[6] R. Labayrade, D. Aubert, "Robust and fast stereovision based obstacles detection for driving safety assistance", IEICE Trans. Inf. Syst., pp. 80-88, 2004.

[7] C. H. Lee, Y. C. Lim, S. Kwon, J. H. Lee, "Stereo vision-based vehicle detection using a road feature and disparity histogram", Opt. Eng., vol. 50, no. 2, 2011. [Online]. Available: 10.1117/1.3535590

[8] B. M. Collins, A. L. Kornhauser, "Stereo vision for obstacle detection in autonomous navigation", DARPA Grand Challenge Princeton university technical paper, 2006.

[9] P. Kohli, J. Rihan, M. Bray, P. H. S. Torr, "Simultaneous segmentation and pose estimation of humans using dynamic graph cuts", Int. J. Comput. Vis., vol. 79, no. 3, pp. 285-298, 2008. [Online]. Available:

[10] R. Fabbri, L. D. F. Costa, J. C. Torelli, O. M. Bruno, "2D Euclidean distance transform algorithms: a comparative survey", ACM. Comput.

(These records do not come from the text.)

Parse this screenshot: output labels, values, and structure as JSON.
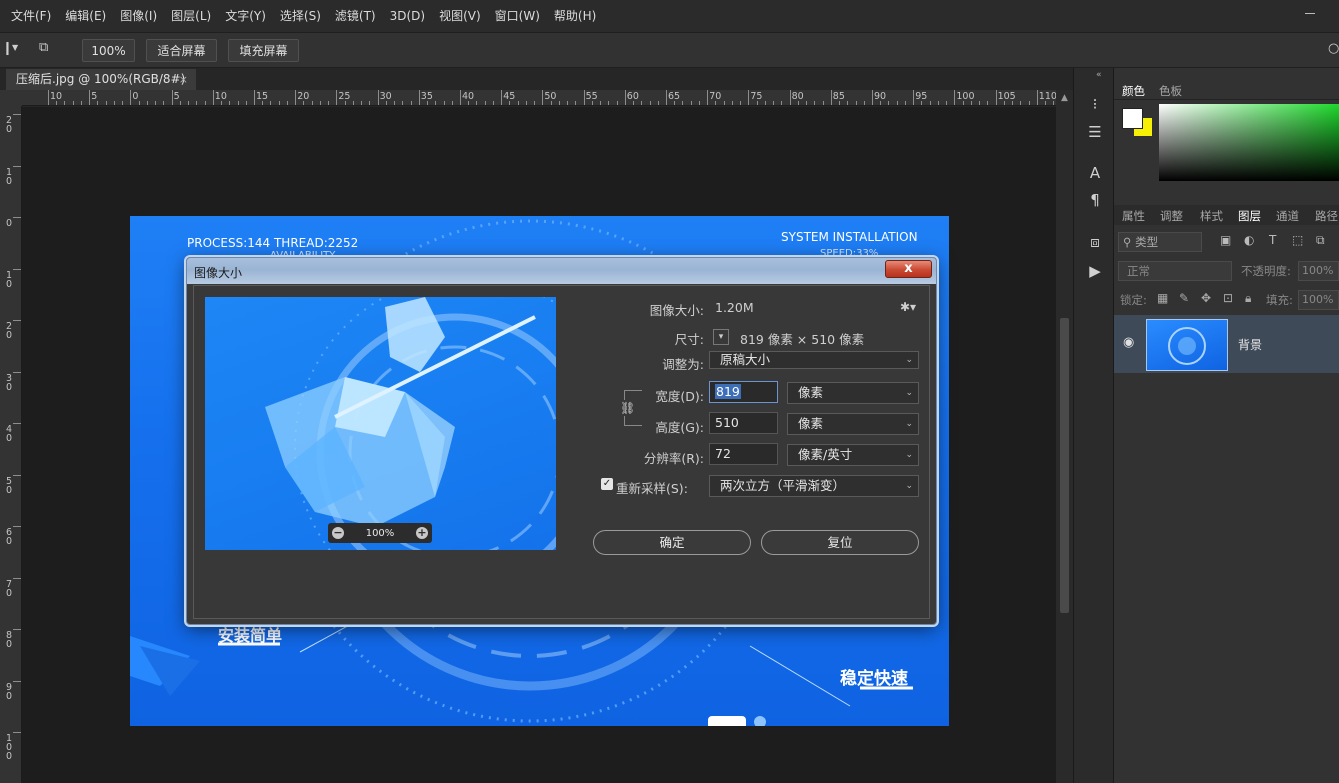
{
  "menu": [
    "文件(F)",
    "编辑(E)",
    "图像(I)",
    "图层(L)",
    "文字(Y)",
    "选择(S)",
    "滤镜(T)",
    "3D(D)",
    "视图(V)",
    "窗口(W)",
    "帮助(H)"
  ],
  "options_bar": {
    "zoom": "100%",
    "fit_screen": "适合屏幕",
    "fill_screen": "填充屏幕"
  },
  "document_tab": {
    "title": "压缩后.jpg @ 100%(RGB/8#)",
    "close": "×"
  },
  "ruler_top": [
    "10",
    "5",
    "0",
    "5",
    "10",
    "15",
    "20",
    "25",
    "30",
    "35",
    "40",
    "45",
    "50",
    "55",
    "60",
    "65",
    "70",
    "75",
    "80",
    "85",
    "90",
    "95",
    "100",
    "105",
    "110"
  ],
  "ruler_left": [
    "20",
    "10",
    "0",
    "10",
    "20",
    "30",
    "40",
    "50",
    "60",
    "70",
    "80",
    "90",
    "100"
  ],
  "canvas": {
    "top_left": "PROCESS:144  THREAD:2252",
    "top_left_sub": "AVAILABILITY",
    "top_right": "SYSTEM INSTALLATION",
    "top_right_sub": "SPEED:33%",
    "bottom_left": "安装简单",
    "bottom_right": "稳定快速"
  },
  "colors": {
    "foreground": "#ffffff",
    "background": "#f5f006",
    "accent_blue": "#1f7ff5"
  },
  "color_panel": {
    "tabs": [
      "颜色",
      "色板"
    ]
  },
  "layers_panel": {
    "tabs": [
      "属性",
      "调整",
      "样式",
      "图层",
      "通道",
      "路径"
    ],
    "filter": "类型",
    "blend_mode": "正常",
    "opacity_label": "不透明度:",
    "opacity": "100%",
    "lock_label": "锁定:",
    "fill_label": "填充:",
    "fill": "100%",
    "layer_name": "背景"
  },
  "dialog": {
    "title": "图像大小",
    "close": "x",
    "image_size_label": "图像大小:",
    "image_size": "1.20M",
    "dimensions_label": "尺寸:",
    "dimensions": "819 像素  ×  510 像素",
    "fit_to_label": "调整为:",
    "fit_to": "原稿大小",
    "width_label": "宽度(D):",
    "width": "819",
    "width_unit": "像素",
    "height_label": "高度(G):",
    "height": "510",
    "height_unit": "像素",
    "resolution_label": "分辨率(R):",
    "resolution": "72",
    "resolution_unit": "像素/英寸",
    "resample_label": "重新采样(S):",
    "resample": "两次立方（平滑渐变）",
    "ok": "确定",
    "reset": "复位",
    "preview_zoom": "100%"
  }
}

Surv., vol. 40, no. 1, 2008. [Online]. Available: 10.1145/1322432.1322434

[11] S. Nayak, S. Sarkar, B. Loeding, "Automated extraction of signs from continuous sign language sentence using iterated conditional modes", IEEE Conf. on Computer Vision and Pattern Recognition (CVPR), USA, 2009, pp. 2583-2590.

[12] S. Kwon, C. H. Lee, Y. C. Lim, J. H. Lee, "A sliced synchronous iteration architecture for real-time global stereo matching", Proc. SPIE, vol. 7543, 2010.

Chung-Hee Lee (1), Young-Chul Lim (1), Dongyoung Kim (1), Kyu-Ik Sohng (2)

(1) Daegu Gyeongbuk Institute of Science & Technology (DGIST), 50-1 Sang-Ri, Hyeonpung-Myeon, Dalseong-Gun, Daegu, Republic of Korea

(2) School of Electrical Engineering and Computer Science, Kyungpook National University, 1370 Sankyug-dong, Buk-gu, Daegu, Republic of Korea


               Adaboost           Column        Our method
             classifier [51   detection [71]

Recall            0.70             0.75            0.85
Precision         0.67             0.74            0.79
F-measure         0.68             0.74            0.82
COPYRIGHT 2014 Kaunas University of Technology, Faculty of Telecommunications and Electronics
No portion of this article can be reproduced without the express written permission from the copyright holder.
Copyright 2014 Gale, Cengage Learning. All rights reserved.

Article Details
Printer friendly Cite/link Email Feedback
Author:Lee, Chung-Hee; Lim, Young-Chul; Kim, Dongyoung; Sohng, Kyu-Ik
Publication:Elektronika ir Elektrotechnika
Article Type:Abstract
Geographic Code:4EUIT
Date:Sep 1, 2014
Previous Article:Web services based hybrid recognizer of Lithuanian voice commands.
Next Article:Influence of users' density on the mean base station output power.

Terms of use | Privacy policy | Copyright © 2021 Farlex, Inc. | Feedback | For webmasters |